This year, India hosted South Africa for five ODIs before playing a three-match series in England and Australia each. They lost all three series but made Australia, the No. 1 team, work really hard for their 2-1 win and also ended their 26-match winning streak in the third ODI there.
India will play World Cup hosts New Zealand for five ODIs before the World Cup in March-April.
"We have played three best teams since March and it has given us good preparation," Raj said after a partnership between KFC and Indian Deaf Cricket Association in Delhi on Wednesday. "Players have played domestic cricket and also in the Women's Big Bash so they are getting game time which is the most important thing.
"We are getting to play in New Zealand before World Cup which is also good."
India, who were unable to post 250-plus scores regularly earlier, did that twice in the Australia series and chased down 265 in the final ODI.
"When you play against a strong team in its backyard you try to give your best," Raj said. "Though we lost the series, the matches were very close.
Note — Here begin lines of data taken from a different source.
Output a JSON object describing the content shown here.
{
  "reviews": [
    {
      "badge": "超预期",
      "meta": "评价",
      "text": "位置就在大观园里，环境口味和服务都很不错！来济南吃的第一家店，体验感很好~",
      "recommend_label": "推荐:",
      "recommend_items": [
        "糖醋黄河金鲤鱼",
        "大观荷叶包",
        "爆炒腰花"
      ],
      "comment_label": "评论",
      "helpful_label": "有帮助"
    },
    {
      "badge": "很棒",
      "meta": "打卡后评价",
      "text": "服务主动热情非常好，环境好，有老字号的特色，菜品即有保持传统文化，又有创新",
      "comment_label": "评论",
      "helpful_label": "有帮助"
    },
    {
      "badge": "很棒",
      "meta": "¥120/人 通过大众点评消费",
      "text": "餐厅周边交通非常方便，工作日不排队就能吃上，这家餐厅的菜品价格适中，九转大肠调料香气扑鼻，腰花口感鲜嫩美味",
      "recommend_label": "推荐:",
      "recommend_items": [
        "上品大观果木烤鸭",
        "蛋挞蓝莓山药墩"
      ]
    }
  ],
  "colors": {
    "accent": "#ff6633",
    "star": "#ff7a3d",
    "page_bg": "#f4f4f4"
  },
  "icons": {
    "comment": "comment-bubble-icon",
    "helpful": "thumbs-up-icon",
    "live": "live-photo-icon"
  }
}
We scored 270 (274) and chased 270-odd, if we can do that consistently we will be among the best sides in world cricket."
India's middle-order batting needs improvement but Raj said all departments must fire as a unit if they are to win the World Cup.
"We bat as a unit so you can't pinpoint one area," she said. "There are times when the top order failed and the others performed. As a unit if we look to post a good total then it will help. If we focus on one area like middle order then it becomes too much of a burden for that particular slot."
India finished runners-up in the 2017 World Cup in England when not many expected them to but expectations will be higher this time.
"There were not enough expectations back then," Raj said. "Now in 2021, players have got experience and got a lot of exposure with the T20 leagues. Overall we have young players but they have got enough exposure. It is just of matter of gelling well as a team.
"Every match will be different there. The quicker we read our opponents the better it will be for us."